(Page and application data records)
******

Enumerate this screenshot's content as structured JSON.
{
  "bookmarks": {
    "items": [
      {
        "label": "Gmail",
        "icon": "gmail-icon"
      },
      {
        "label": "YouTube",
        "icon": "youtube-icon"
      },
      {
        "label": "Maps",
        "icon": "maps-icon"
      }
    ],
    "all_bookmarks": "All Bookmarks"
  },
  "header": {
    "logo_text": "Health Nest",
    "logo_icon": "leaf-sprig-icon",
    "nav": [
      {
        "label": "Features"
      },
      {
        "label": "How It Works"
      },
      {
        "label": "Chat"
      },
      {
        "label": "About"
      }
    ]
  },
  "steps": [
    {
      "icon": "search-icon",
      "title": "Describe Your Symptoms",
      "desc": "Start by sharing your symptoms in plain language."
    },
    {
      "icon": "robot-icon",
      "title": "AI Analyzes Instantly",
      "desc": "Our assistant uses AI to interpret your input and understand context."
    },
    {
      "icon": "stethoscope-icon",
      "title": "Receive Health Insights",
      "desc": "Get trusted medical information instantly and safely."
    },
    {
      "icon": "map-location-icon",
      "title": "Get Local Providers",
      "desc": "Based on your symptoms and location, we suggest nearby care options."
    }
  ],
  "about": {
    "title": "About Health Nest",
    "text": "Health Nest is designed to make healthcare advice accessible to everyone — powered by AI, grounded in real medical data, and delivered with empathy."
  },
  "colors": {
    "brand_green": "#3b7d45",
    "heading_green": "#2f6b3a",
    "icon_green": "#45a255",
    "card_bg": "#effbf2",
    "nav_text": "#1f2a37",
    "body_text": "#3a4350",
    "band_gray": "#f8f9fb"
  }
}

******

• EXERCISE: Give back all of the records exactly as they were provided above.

• ANSWER SPACE:
Enumerate this screenshot's content as structured JSON.
{
  "bookmarks": {
    "items": [
      {
        "label": "Gmail",
        "icon": "gmail-icon"
      },
      {
        "label": "YouTube",
        "icon": "youtube-icon"
      },
      {
        "label": "Maps",
        "icon": "maps-icon"
      }
    ],
    "all_bookmarks": "All Bookmarks"
  },
  "header": {
    "logo_text": "Health Nest",
    "logo_icon": "leaf-sprig-icon",
    "nav": [
      {
        "label": "Features"
      },
      {
        "label": "How It Works"
      },
      {
        "label": "Chat"
      },
      {
        "label": "About"
      }
    ]
  },
  "steps": [
    {
      "icon": "search-icon",
      "title": "Describe Your Symptoms",
      "desc": "Start by sharing your symptoms in plain language."
    },
    {
      "icon": "robot-icon",
      "title": "AI Analyzes Instantly",
      "desc": "Our assistant uses AI to interpret your input and understand context."
    },
    {
      "icon": "stethoscope-icon",
      "title": "Receive Health Insights",
      "desc": "Get trusted medical information instantly and safely."
    },
    {
      "icon": "map-location-icon",
      "title": "Get Local Providers",
      "desc": "Based on your symptoms and location, we suggest nearby care options."
    }
  ],
  "about": {
    "title": "About Health Nest",
    "text": "Health Nest is designed to make healthcare advice accessible to everyone — powered by AI, grounded in real medical data, and delivered with empathy."
  },
  "colors": {
    "brand_green": "#3b7d45",
    "heading_green": "#2f6b3a",
    "icon_green": "#45a255",
    "card_bg": "#effbf2",
    "nav_text": "#1f2a37",
    "body_text": "#3a4350",
    "band_gray": "#f8f9fb"
  }
}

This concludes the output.